Creating a Web Worker

For didactic purposes, the excerpted script below is to be run in a separate thread.

### fetch.js

self.addEventListener(‘message’,  e => {
    let url = e.data;
    
    fetch(url).then(res => {
        if (res.ok) {
            self.postMessage(res);
        } else {
            throw new Error(’error with server’);
        }
    }).catch(err => {
        self.postMessage(err.message);
    });
})
The Worker() constructor call creates a worker and returns a Worker object representing that worker, which is used to communicate with the worker.
let worker = new Worker('fetch.js');

The constructor takes the name of the script as an argument. If the specified file exists, the worker spawns a new thread and then completely downloads and executes the script. If the file is unavailable, the worker fails silently.

Using Web Workers

Web workers communicate with the parent thread (the creator of the worker) using an event model and messages. It uses MessagePort objects behind the scenes, and thus supports all the same features, such as sending structured data and transferring binary data.

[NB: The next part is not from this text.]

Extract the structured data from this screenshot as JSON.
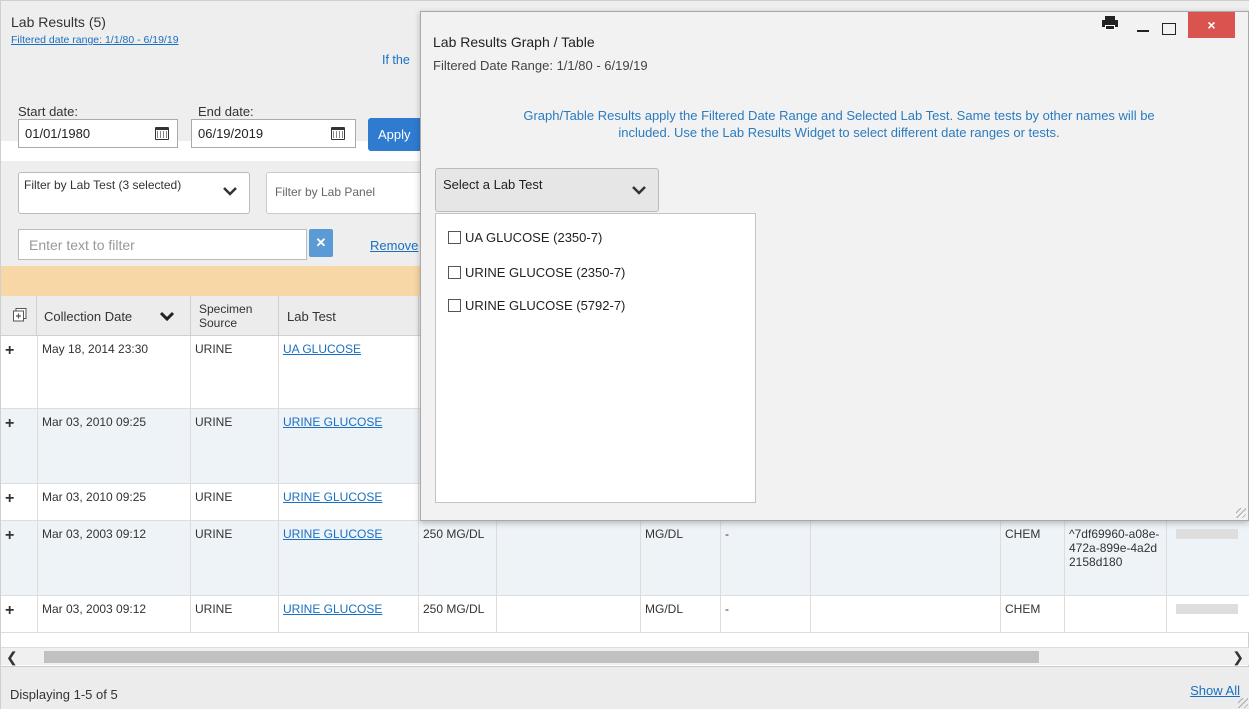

To receive messages from a worker, use the onmessage event handler on the Worker object.

worker.onmessage = (e) => { // block statements }

You can also use the addEventListener method.

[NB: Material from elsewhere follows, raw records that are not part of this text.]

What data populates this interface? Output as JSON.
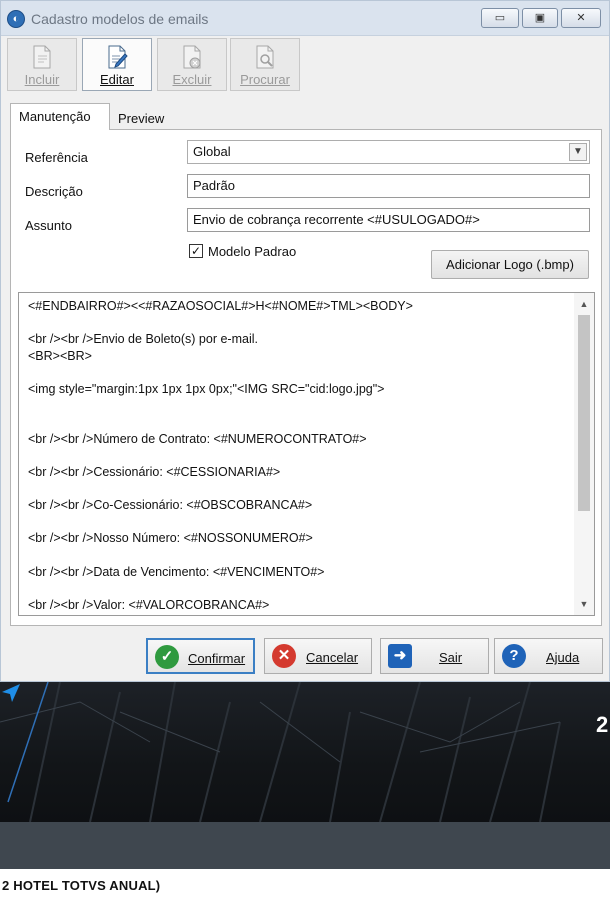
{
  "window": {
    "title": "Cadastro modelos de emails",
    "controls": {
      "minimize": "▭",
      "maximize": "▣",
      "close": "✕"
    }
  },
  "toolbar": {
    "incluir": "Incluir",
    "editar": "Editar",
    "excluir": "Excluir",
    "procurar": "Procurar"
  },
  "tabs": {
    "manutencao": "Manutenção",
    "preview": "Preview"
  },
  "form": {
    "referencia_label": "Referência",
    "referencia_value": "Global",
    "descricao_label": "Descrição",
    "descricao_value": "Padrão",
    "assunto_label": "Assunto",
    "assunto_value": "Envio de cobrança recorrente <#USULOGADO#>",
    "modelo_padrao_label": "Modelo Padrao",
    "modelo_padrao_checked": true,
    "adicionar_logo": "Adicionar Logo (.bmp)",
    "body_lines": [
      "<#ENDBAIRRO#><<#RAZAOSOCIAL#>H<#NOME#>TML><BODY>",
      "",
      "<br /><br />Envio de Boleto(s) por e-mail.",
      "<BR><BR>",
      "",
      "<img style=\"margin:1px 1px 1px 0px;\"<IMG SRC=\"cid:logo.jpg\">",
      "",
      "",
      "<br /><br />Número de Contrato: <#NUMEROCONTRATO#>",
      "",
      "<br /><br />Cessionário: <#CESSIONARIA#>",
      "",
      "<br /><br />Co-Cessionário: <#OBSCOBRANCA#>",
      "",
      "<br /><br />Nosso Número: <#NOSSONUMERO#>",
      "",
      "<br /><br />Data de Vencimento: <#VENCIMENTO#>",
      "",
      "<br /><br />Valor: <#VALORCOBRANCA#>"
    ]
  },
  "actions": {
    "confirmar": "Confirmar",
    "cancelar": "Cancelar",
    "sair": "Sair",
    "ajuda": "Ajuda"
  },
  "background": {
    "partial_number": "2",
    "strip_text": "2 HOTEL TOTVS ANUAL)"
  },
  "colors": {
    "titlebar": "#dae3ee",
    "confirm_focus": "#3b7fc4",
    "confirm_icon": "#2f9a3f",
    "cancel_icon": "#d43a2f",
    "info_icon": "#1f63b8"
  }
}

worker.addEventListener('message', (e) => { // block statements })

To receive a message inside of the worker, the onmessage event handler method is used.

onmessage = (e) => { // blocks of statements }

You can also use an addEventListener method as exemplified in fetch.js.

To send data to and from a worker, use the postMessage() method. Structured data such as text and JSON can be sent over this communication channel. Read more on data types that are supported by messagePort over here.

worker.postMessage('some-lousy-data');
// in the parent thread

self.postMessage('some-resulting-data');
// in the worker thread.

This particular message-passing limitation is in place for a number of reasons: it keeps the child worker running securely (since it can’t, blatantly, affect a parent script) and it keeps the parent page thread-safe (having the DOM be thread safe would be a logistical nightmare for browser developers).

Terminating a worker and handling errors

If you need to immediately terminate a running worker from the main thread, you can do so by calling the worker’s terminate method:

worker.terminate();

In the worker thread, workers may close themselves by calling their own close method:

close();

The worker thread is killed immediately without an opportunity to complete its operations or clean up after itself.

Runtime errors can be handled by explicitly listening for an error event that might be fired by the Worker object.

worker.addEventListener('error', (e) => { // block of statements })

Web Worker Limitations

  1. All web worker scripts must be served from the same domain.
  2. You cannot have direct access to the DOM and the global document.
  3. The window object exposes limited API. For instance, location and navigator and XMLHttpRequest objects.
  4. Restricted local access. Web workers do not work on static files. For instance file://my/file/on/my/computer.

If you are using a worker to handle a task that ultimately needs to update the main user interface, you will need to use the messaging system to pass the data between the worker and the main application. The main application is then responsible for updating the UI.

Similarly, if your worker needs access to data from the document, window, or parent objects, you will need to send it in the postMessage() call that is used to start the worker.

Conclusion

Creating web workers will spawn real OS-level threads that consume system resources. Just be conscious that this will affect the performance of the user’s whole computer, not just the web browser. As such, web workers should be used responsibly and closed when they are no longer in use to free up resources for other applications.

Using web workers can have a significant impact on the performance of web applications; and more responsive applications have a good effect on user experience.

For a more in-depth information on web workers such as importing scripts in workers and the scopes of web workers, please visit MDN or WHATWG.

For a fully functional example of web workers, visit here.